> _Task goal_
What is the number of lines in the data holding the word "JSON"? Give that number by itself.

> _Entries taken from a collection_
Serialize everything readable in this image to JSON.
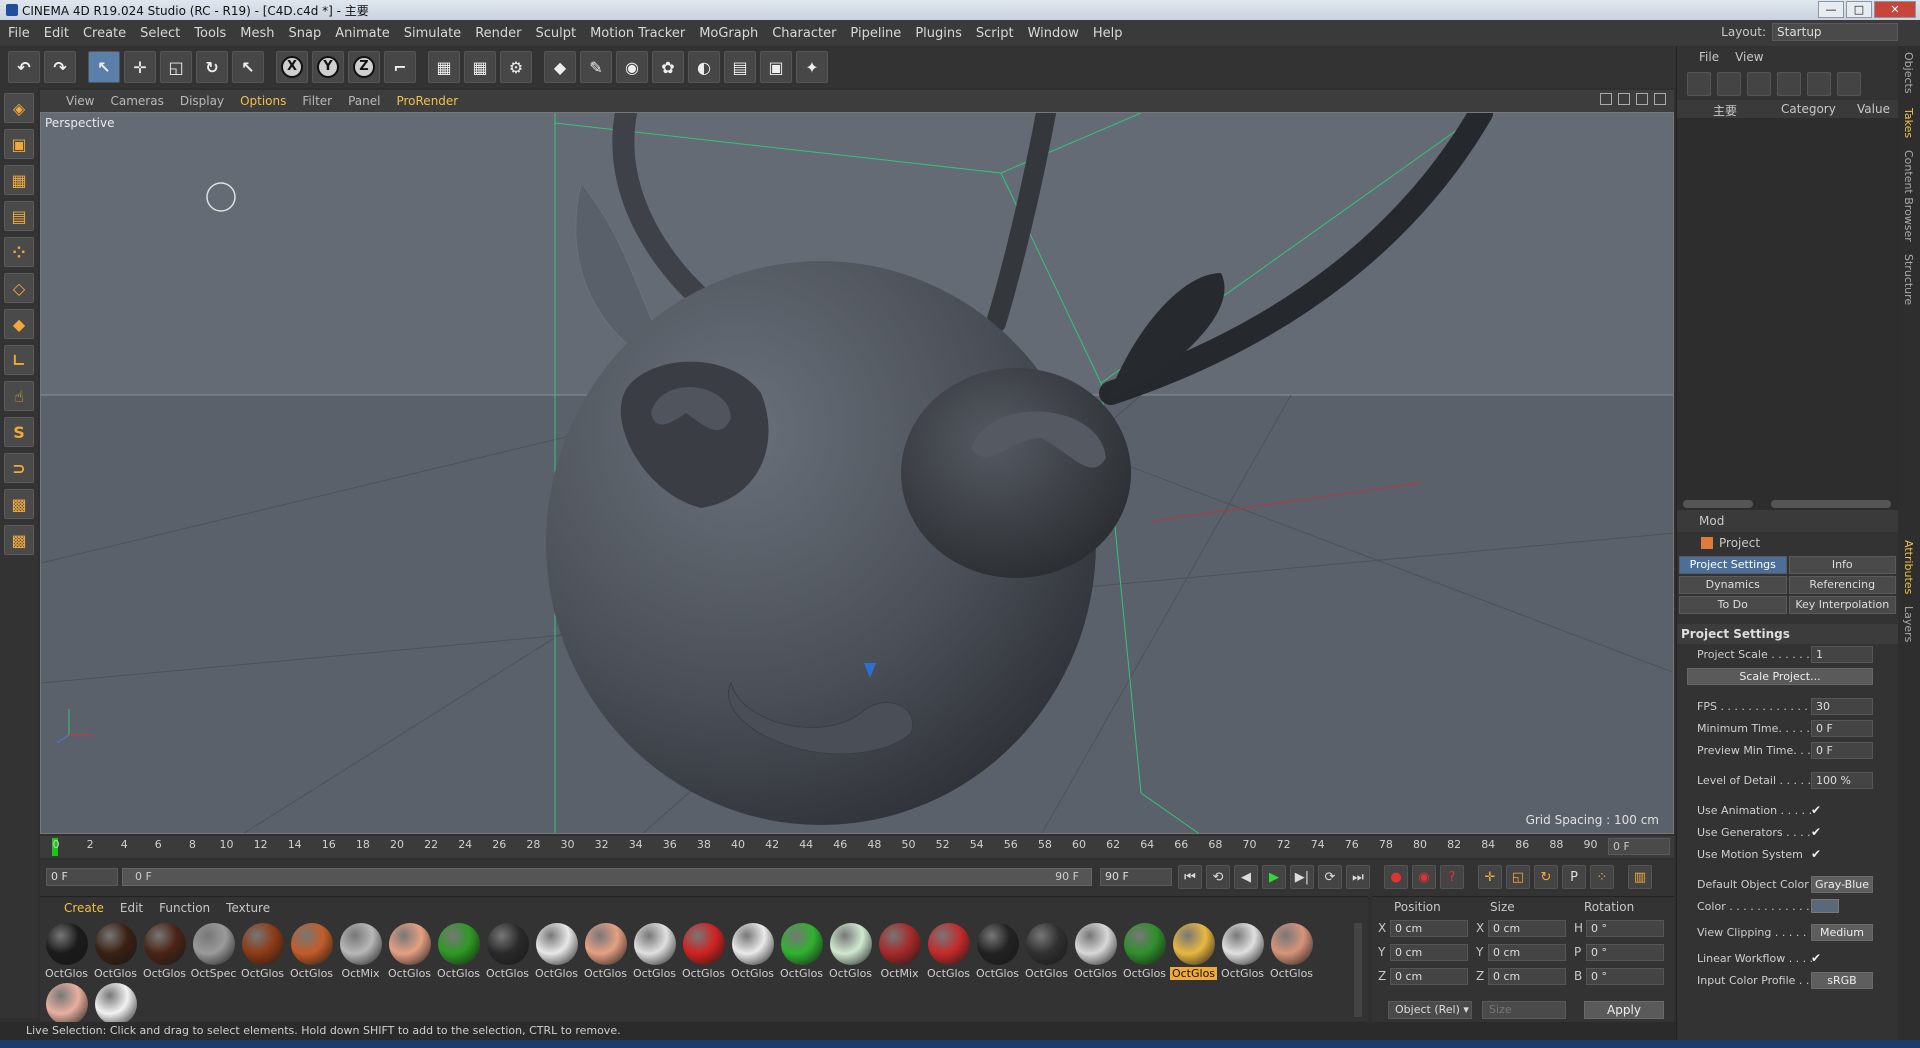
{
  "window": {
    "title": "CINEMA 4D R19.024 Studio (RC - R19) - [C4D.c4d *] - 主要",
    "btn_min": "—",
    "btn_max": "□",
    "btn_close": "✕"
  },
  "menubar": {
    "items": [
      "File",
      "Edit",
      "Create",
      "Select",
      "Tools",
      "Mesh",
      "Snap",
      "Animate",
      "Simulate",
      "Render",
      "Sculpt",
      "Motion Tracker",
      "MoGraph",
      "Character",
      "Pipeline",
      "Plugins",
      "Script",
      "Window",
      "Help"
    ],
    "layout_label": "Layout:",
    "layout_value": "Startup"
  },
  "toolbar": {
    "axis_x": "X",
    "axis_y": "Y",
    "axis_z": "Z"
  },
  "viewport": {
    "menu": [
      "View",
      "Cameras",
      "Display",
      "Options",
      "Filter",
      "Panel",
      "ProRender"
    ],
    "highlight_index": 3,
    "camera_label": "Perspective",
    "grid_spacing": "Grid Spacing : 100 cm",
    "colors": {
      "background": "#5d6570",
      "bounding_box": "#34c47a",
      "mesh": "#44484f"
    }
  },
  "timeline": {
    "ticks": [
      "0",
      "2",
      "4",
      "6",
      "8",
      "10",
      "12",
      "14",
      "16",
      "18",
      "20",
      "22",
      "24",
      "26",
      "28",
      "30",
      "32",
      "34",
      "36",
      "38",
      "40",
      "42",
      "44",
      "46",
      "48",
      "50",
      "52",
      "54",
      "56",
      "58",
      "60",
      "62",
      "64",
      "66",
      "68",
      "70",
      "72",
      "74",
      "76",
      "78",
      "80",
      "82",
      "84",
      "86",
      "88",
      "90"
    ],
    "current_frame_field": "0 F"
  },
  "transport": {
    "start_field": "0 F",
    "slider_start": "0 F",
    "slider_end": "90 F",
    "end_field": "90 F",
    "buttons": [
      "⏮",
      "⟲",
      "◀",
      "▶",
      "▶|",
      "⟳",
      "⏭"
    ]
  },
  "materials": {
    "menu": [
      "Create",
      "Edit",
      "Function",
      "Texture"
    ],
    "items": [
      {
        "name": "OctGlos",
        "color": "#1a1a1a"
      },
      {
        "name": "OctGlos",
        "color": "#3a2012"
      },
      {
        "name": "OctGlos",
        "color": "#4a2416"
      },
      {
        "name": "OctSpec",
        "color": "#9a9a9a"
      },
      {
        "name": "OctGlos",
        "color": "#8e3a14"
      },
      {
        "name": "OctGlos",
        "color": "#c45c28"
      },
      {
        "name": "OctMix",
        "color": "#b8b8b8"
      },
      {
        "name": "OctGlos",
        "color": "#e6a082"
      },
      {
        "name": "OctGlos",
        "color": "#2d9a22"
      },
      {
        "name": "OctGlos",
        "color": "#2a2a2a"
      },
      {
        "name": "OctGlos",
        "color": "#e8e8e8"
      },
      {
        "name": "OctGlos",
        "color": "#e6a082"
      },
      {
        "name": "OctGlos",
        "color": "#e0e0e0"
      },
      {
        "name": "OctGlos",
        "color": "#d12222"
      },
      {
        "name": "OctGlos",
        "color": "#eaeaea"
      },
      {
        "name": "OctGlos",
        "color": "#2fb22f"
      },
      {
        "name": "OctGlos",
        "color": "#d0e8d0"
      },
      {
        "name": "OctMix",
        "color": "#a82828"
      },
      {
        "name": "OctGlos",
        "color": "#c42a2a"
      },
      {
        "name": "OctGlos",
        "color": "#222222"
      },
      {
        "name": "OctGlos",
        "color": "#303030"
      },
      {
        "name": "OctGlos",
        "color": "#d8d8d8"
      },
      {
        "name": "OctGlos",
        "color": "#2f8f2a"
      },
      {
        "name": "OctGlos",
        "color": "#e8b840"
      },
      {
        "name": "OctGlos",
        "color": "#e0e0e0"
      },
      {
        "name": "OctGlos",
        "color": "#d6947a"
      },
      {
        "name": "",
        "color": "#e8b0a0"
      },
      {
        "name": "",
        "color": "#f2f2f2"
      }
    ],
    "selected_index": 23
  },
  "coords": {
    "head_position": "Position",
    "head_size": "Size",
    "head_rotation": "Rotation",
    "rows": [
      {
        "a1": "X",
        "v1": "0 cm",
        "a2": "X",
        "v2": "0 cm",
        "a3": "H",
        "v3": "0 °"
      },
      {
        "a1": "Y",
        "v1": "0 cm",
        "a2": "Y",
        "v2": "0 cm",
        "a3": "P",
        "v3": "0 °"
      },
      {
        "a1": "Z",
        "v1": "0 cm",
        "a2": "Z",
        "v2": "0 cm",
        "a3": "B",
        "v3": "0 °"
      }
    ],
    "mode_dropdown": "Object (Rel) ▾",
    "size_dropdown": "Size",
    "apply": "Apply"
  },
  "status": "Live Selection: Click and drag to select elements. Hold down SHIFT to add to the selection, CTRL to remove.",
  "object_manager": {
    "menu": [
      "File",
      "View"
    ],
    "col_name": "主要",
    "col_category": "Category",
    "col_value": "Value"
  },
  "attributes": {
    "mode": "Mod",
    "title": "Project",
    "tabs": [
      "Project Settings",
      "Info",
      "Dynamics",
      "Referencing",
      "To Do",
      "Key Interpolation"
    ],
    "section": "Project Settings",
    "rows": {
      "project_scale": {
        "label": "Project Scale . . . . . .",
        "value": "1"
      },
      "scale_project": "Scale Project...",
      "fps": {
        "label": "FPS . . . . . . . . . . . . .",
        "value": "30"
      },
      "min_time": {
        "label": "Minimum Time. . . . . .",
        "value": "0 F"
      },
      "preview_min": {
        "label": "Preview Min Time. . . .",
        "value": "0 F"
      },
      "lod": {
        "label": "Level of Detail . . . . .",
        "value": "100 %"
      },
      "use_animation": {
        "label": "Use Animation . . . . .",
        "value": "✔"
      },
      "use_generators": {
        "label": "Use Generators . . . .",
        "value": "✔"
      },
      "use_motion": {
        "label": "Use Motion System",
        "value": "✔"
      },
      "default_color": {
        "label": "Default Object Color",
        "value": "Gray-Blue"
      },
      "color": {
        "label": "Color . . . . . . . . . . . ."
      },
      "view_clipping": {
        "label": "View Clipping . . . . . .",
        "value": "Medium"
      },
      "linear_workflow": {
        "label": "Linear Workflow . . . .",
        "value": "✔"
      },
      "input_profile": {
        "label": "Input Color Profile . .",
        "value": "sRGB"
      }
    }
  },
  "sidetabs": [
    "Objects",
    "Takes",
    "Content Browser",
    "Structure",
    "Attributes",
    "Layers"
  ]
}
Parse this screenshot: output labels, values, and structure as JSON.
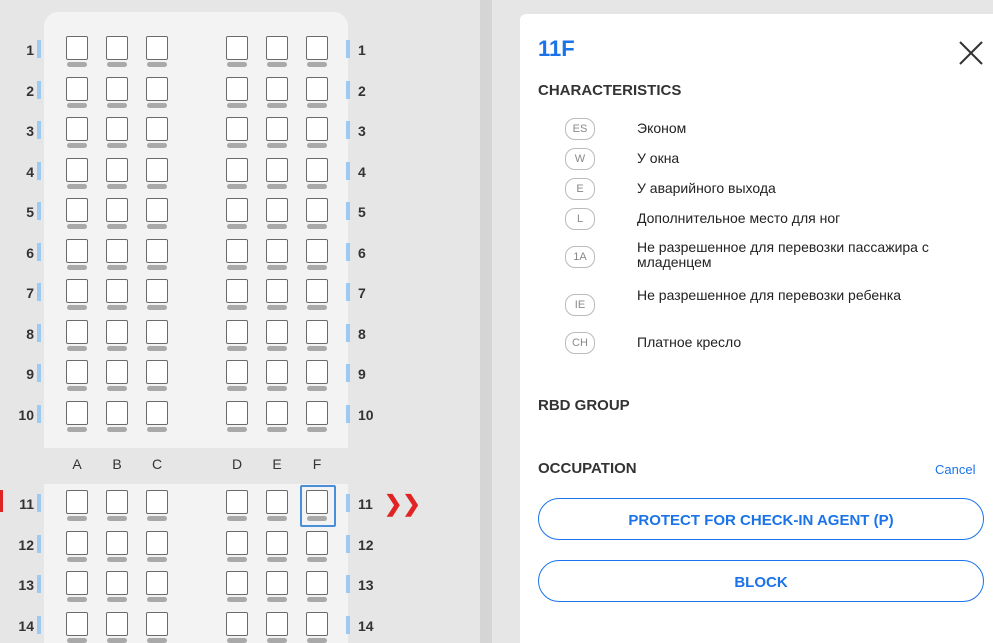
{
  "seatmap": {
    "columns_left": [
      "A",
      "B",
      "C"
    ],
    "columns_right": [
      "D",
      "E",
      "F"
    ],
    "rows_upper": [
      "1",
      "2",
      "3",
      "4",
      "5",
      "6",
      "7",
      "8",
      "9",
      "10"
    ],
    "rows_lower": [
      "11",
      "12",
      "13",
      "14"
    ],
    "selected_seat": "11F",
    "exit_row_marker": "❯❯"
  },
  "panel": {
    "seat_id": "11F",
    "close_icon": "close-icon",
    "characteristics_title": "CHARACTERISTICS",
    "characteristics": [
      {
        "code": "ES",
        "label": "Эконом"
      },
      {
        "code": "W",
        "label": "У окна"
      },
      {
        "code": "E",
        "label": "У аварийного выхода"
      },
      {
        "code": "L",
        "label": "Дополнительное место для ног"
      },
      {
        "code": "1A",
        "label": "Не разрешенное для перевозки пассажира с младенцем"
      },
      {
        "code": "IE",
        "label": "Не разрешенное для перевозки ребенка"
      },
      {
        "code": "CH",
        "label": "Платное кресло"
      }
    ],
    "rbd_group_title": "RBD GROUP",
    "occupation_title": "OCCUPATION",
    "cancel_label": "Cancel",
    "protect_label": "PROTECT FOR CHECK-IN AGENT (P)",
    "block_label": "BLOCK"
  },
  "colors": {
    "accent": "#1a73e8",
    "exit_marker": "#e02424"
  }
}
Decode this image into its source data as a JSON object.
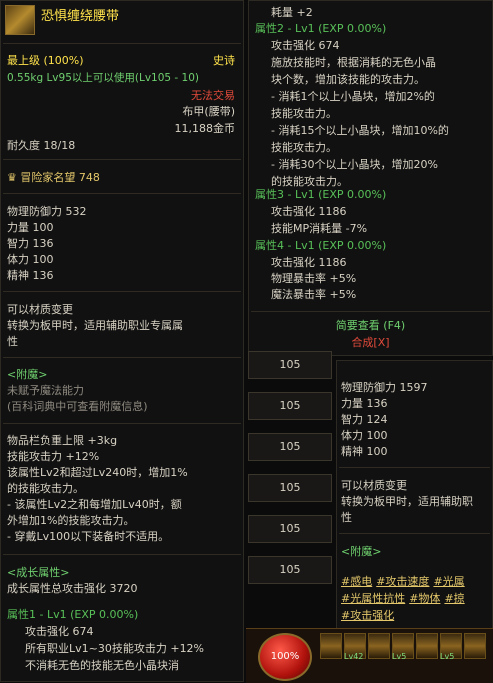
{
  "left": {
    "item_name": "恐惧缠绕腰带",
    "grade": "最上级 (100%)",
    "rarity": "史诗",
    "weight_req": "0.55kg Lv95以上可以使用(Lv105 - 10)",
    "trade": "无法交易",
    "type": "布甲(腰带)",
    "price": "11,188金币",
    "durability": "耐久度 18/18",
    "fame": "冒险家名望 748",
    "stats": [
      "物理防御力 532",
      "力量 100",
      "智力 136",
      "体力 100",
      "精神 136"
    ],
    "material_1": "可以材质变更",
    "material_2": "转换为板甲时，适用辅助职业专属属",
    "material_3": "性",
    "enchant_header": "<附魔>",
    "enchant_1": "未赋予魔法能力",
    "enchant_2": "(百科词典中可查看附魔信息)",
    "effects": [
      "物品栏负重上限 +3kg",
      "技能攻击力 +12%",
      "该属性Lv2和超过Lv240时，增加1%",
      "的技能攻击力。",
      "- 该属性Lv2之和每增加Lv40时，额",
      "外增加1%的技能攻击力。",
      "- 穿戴Lv100以下装备时不适用。"
    ],
    "growth_header": "<成长属性>",
    "growth_total": "成长属性总攻击强化 3720",
    "attr1_title": "属性1 - Lv1 (EXP 0.00%)",
    "attr1_line1": "攻击强化 674",
    "attr1_line2": "所有职业Lv1~30技能攻击力 +12%",
    "attr1_line3": "不消耗无色的技能无色小晶块消"
  },
  "middle": {
    "lines_top": [
      "耗量 +2"
    ],
    "attr2_title": "属性2 - Lv1 (EXP 0.00%)",
    "attr2_lines": [
      "攻击强化 674",
      "施放技能时，根据消耗的无色小晶",
      "块个数，增加该技能的攻击力。",
      "- 消耗1个以上小晶块，增加2%的",
      "技能攻击力。",
      "- 消耗15个以上小晶块，增加10%的",
      "技能攻击力。",
      "- 消耗30个以上小晶块，增加20%",
      "的技能攻击力。"
    ],
    "attr3_title": "属性3 - Lv1 (EXP 0.00%)",
    "attr3_lines": [
      "攻击强化 1186",
      "技能MP消耗量 -7%"
    ],
    "attr4_title": "属性4 - Lv1 (EXP 0.00%)",
    "attr4_lines": [
      "攻击强化 1186",
      "物理暴击率 +5%",
      "魔法暴击率 +5%"
    ],
    "brief": "简要查看 (F4)",
    "synth": "合成[X]"
  },
  "buttons": [
    "105",
    "105",
    "105",
    "105",
    "105",
    "105"
  ],
  "right": {
    "stats": [
      "物理防御力 1597",
      "力量 136",
      "智力 124",
      "体力 100",
      "精神 100"
    ],
    "material_1": "可以材质变更",
    "material_2": "转换为板甲时，适用辅助职",
    "material_3": "性",
    "enchant_header": "<附魔>",
    "tags_row1": [
      "#感电",
      "#攻击速度",
      "#光属"
    ],
    "tags_row2": [
      "#光属性抗性",
      "#物体",
      "#掠"
    ],
    "tags_row3": [
      "#攻击强化"
    ]
  },
  "hud": {
    "hp": "100%",
    "lv_labels": [
      "Lv42",
      "Lv5",
      "Lv5"
    ]
  }
}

> _Response for this exercise_
3